Even the equipment manufacturers don’t like the contracts, for it lowers the value of their brand in the minds of customers. Think about a vendor like Nokia or Motorola and some of their phones being given away for free. Talk about cheapening of the brand. Is it any wonder why Apple is so determined to prevent similar price subsidies to its iPhone?

Not too many years ago, consumers were told that they couldn’t keep their phone number if they switched carriers. Now we have local number portability, and one less barrier to consumers being able to exercise freedom of choice without a punitive cost. I don’t know if we’ll ever get rid of those pesky cell phone contracts, but it is fun to dream about it, isn’t it?

  • Wibbly

    In the UK, at least, contracts subsidise the cost of the phone. That’s how users appear to be able to get them ‘free’. The service provider recovers the cost over the earlier life of the contract. Locking in the customer also allows them to take a ‘whole contract term’ view of the money they think they’ll get from the contract and do crazy offers like ’1/2 price for the first 6 months’, etc.

    There’s a LOT of churn in the mobile industry – people who change their provider at the end of their contracts. Providers don;t get it all their own way :-)

  • Wibbly

    In the UK, at least, contracts subsidise the cost of the phone. That’s how users appear to be able to get them ‘free’. The service provider recovers the cost over the earlier life of the contract. Locking in the customer also allows them to take a ‘whole contract term’ view of the money they think they’ll get from the contract and do crazy offers like ’1/2 price for the first 6 months’, etc.

    There’s a LOT of churn in the mobile industry – people who change their provider at the end of their contracts. Providers don;t get it all their own way :-)

  • Aaron

    In Canada,

    When you acquire a cable / dsl modem, the modem -is- locked to a single provider.

    When you acquire a cable / satellite box, the box -is- locked to a single provider.

    I’m in a contract with the GSM provider here in Canada. I’ve even had it expire and I renewed it twice. I know I’m not going to switch to another provider, because I’m content with the service, despite the average price of a mobile bill in Canada being the highest in the world.

    I guess I’m just someone who is easily satisfied.

  • Aaron

    In Canada,

    When you acquire a cable / dsl modem, the modem -is- locked to a single provider.

    When you acquire a cable / satellite box, the box -is- locked to a single provider.

    I’m in a contract with the GSM provider here in Canada. I’ve even had it expire and I renewed it twice. I know I’m not going to switch to another provider, because I’m content with the service, despite the average price of a mobile bill in Canada being the highest in the world.
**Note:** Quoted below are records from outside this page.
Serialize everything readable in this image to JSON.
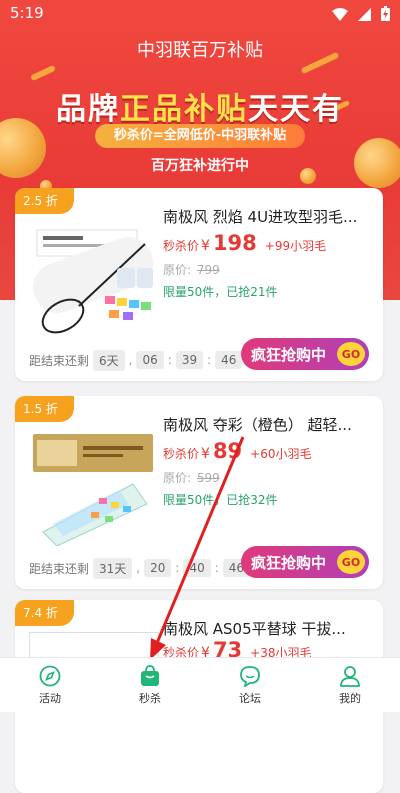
{
  "status_bar": {
    "time": "5:19"
  },
  "header": {
    "title": "中羽联百万补贴"
  },
  "banner": {
    "headline_part1": "品牌",
    "headline_highlight": "正品补贴",
    "headline_part2": "天天有",
    "tagline": "秒杀价=全网低价-中羽联补贴",
    "subtitle": "百万狂补进行中"
  },
  "products": [
    {
      "badge": "2.5 折",
      "name": "南极风 烈焰 4U进攻型羽毛...",
      "price_label": "秒杀价",
      "currency": "¥",
      "price": "198",
      "bonus": "+99小羽毛",
      "original_label": "原价:",
      "original_price": "799",
      "limit": "限量50件，已抢21件",
      "countdown_label": "距结束还剩",
      "countdown": [
        "6天",
        "06",
        "39",
        "46"
      ],
      "buy_label": "疯狂抢购中",
      "go_label": "GO"
    },
    {
      "badge": "1.5 折",
      "name": "南极风 夺彩（橙色） 超轻...",
      "price_label": "秒杀价",
      "currency": "¥",
      "price": "89",
      "bonus": "+60小羽毛",
      "original_label": "原价:",
      "original_price": "599",
      "limit": "限量50件，已抢32件",
      "countdown_label": "距结束还剩",
      "countdown": [
        "31天",
        "20",
        "40",
        "46"
      ],
      "buy_label": "疯狂抢购中",
      "go_label": "GO"
    },
    {
      "badge": "7.4 折",
      "name": "南极风 AS05平替球 干拔...",
      "price_label": "秒杀价",
      "currency": "¥",
      "price": "73",
      "bonus": "+38小羽毛"
    }
  ],
  "tabs": [
    {
      "label": "活动",
      "icon": "compass-icon"
    },
    {
      "label": "秒杀",
      "icon": "shopping-bag-icon",
      "active": true
    },
    {
      "label": "论坛",
      "icon": "chat-bubble-icon"
    },
    {
      "label": "我的",
      "icon": "person-icon"
    }
  ],
  "colors": {
    "hero_red": "#e93b37",
    "price_red": "#e53935",
    "badge_orange": "#f6a21e",
    "limit_green": "#29a36a",
    "active_tab_green": "#21b577"
  }
}
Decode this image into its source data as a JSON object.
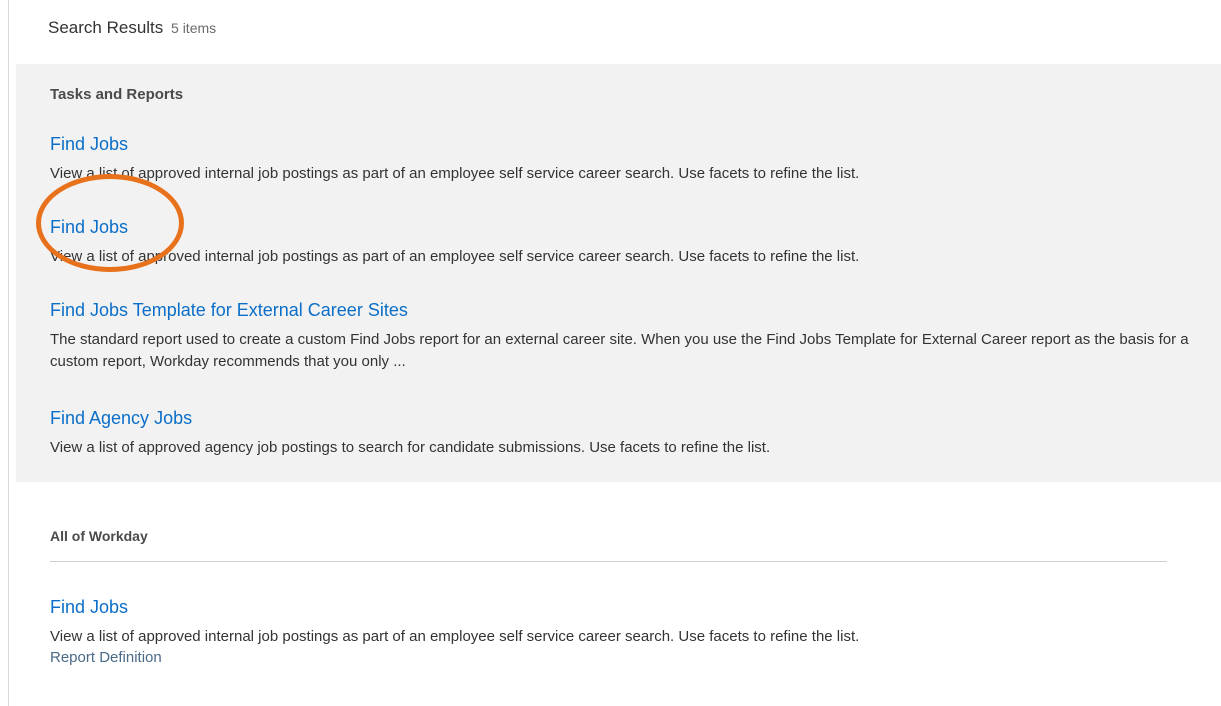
{
  "header": {
    "title": "Search Results",
    "count": "5 items"
  },
  "tasks_section": {
    "title": "Tasks and Reports",
    "items": [
      {
        "title": "Find Jobs",
        "description": "View a list of approved internal job postings as part of an employee self service career search. Use facets to refine the list."
      },
      {
        "title": "Find Jobs",
        "description": "View a list of approved internal job postings as part of an employee self service career search. Use facets to refine the list."
      },
      {
        "title": "Find Jobs Template for External Career Sites",
        "description": "The standard report used to create a custom Find Jobs report for an external career site. When you use the Find Jobs Template for External Career report as the basis for a custom report, Workday recommends that you only ..."
      },
      {
        "title": "Find Agency Jobs",
        "description": "View a list of approved agency job postings to search for candidate submissions. Use facets to refine the list."
      }
    ]
  },
  "workday_section": {
    "title": "All of Workday",
    "items": [
      {
        "title": "Find Jobs",
        "description": "View a list of approved internal job postings as part of an employee self service career search. Use facets to refine the list.",
        "subtitle": "Report Definition"
      }
    ]
  },
  "colors": {
    "link": "#0b6fc9",
    "section_background": "#f2f2f2",
    "annotation": "#e8711c"
  }
}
    I guess I’m just someone who is easily satisfied.

  • Jim

    Cincinnati Bell Wireless (Cincinnati, OH) dominates their market with a no contract program. Additionally, they have confounded the likes of Cricket by meeting them head-on with a Cricket-like offering. And no, I am not a CBW employee or shareholder, just an admirer of a smaller, scrappier company doing battle and clobbering the nationals. Every town would benefit by having a CBW.

  • Jim

    Cincinnati Bell Wireless (Cincinnati, OH) dominates their market with a no contract program. Additionally, they have confounded the likes of Cricket by meeting them head-on with a Cricket-like offering. And no, I am not a CBW employee or shareholder, just an admirer of a smaller, scrappier company doing battle and clobbering the nationals. Every town would benefit by having a CBW.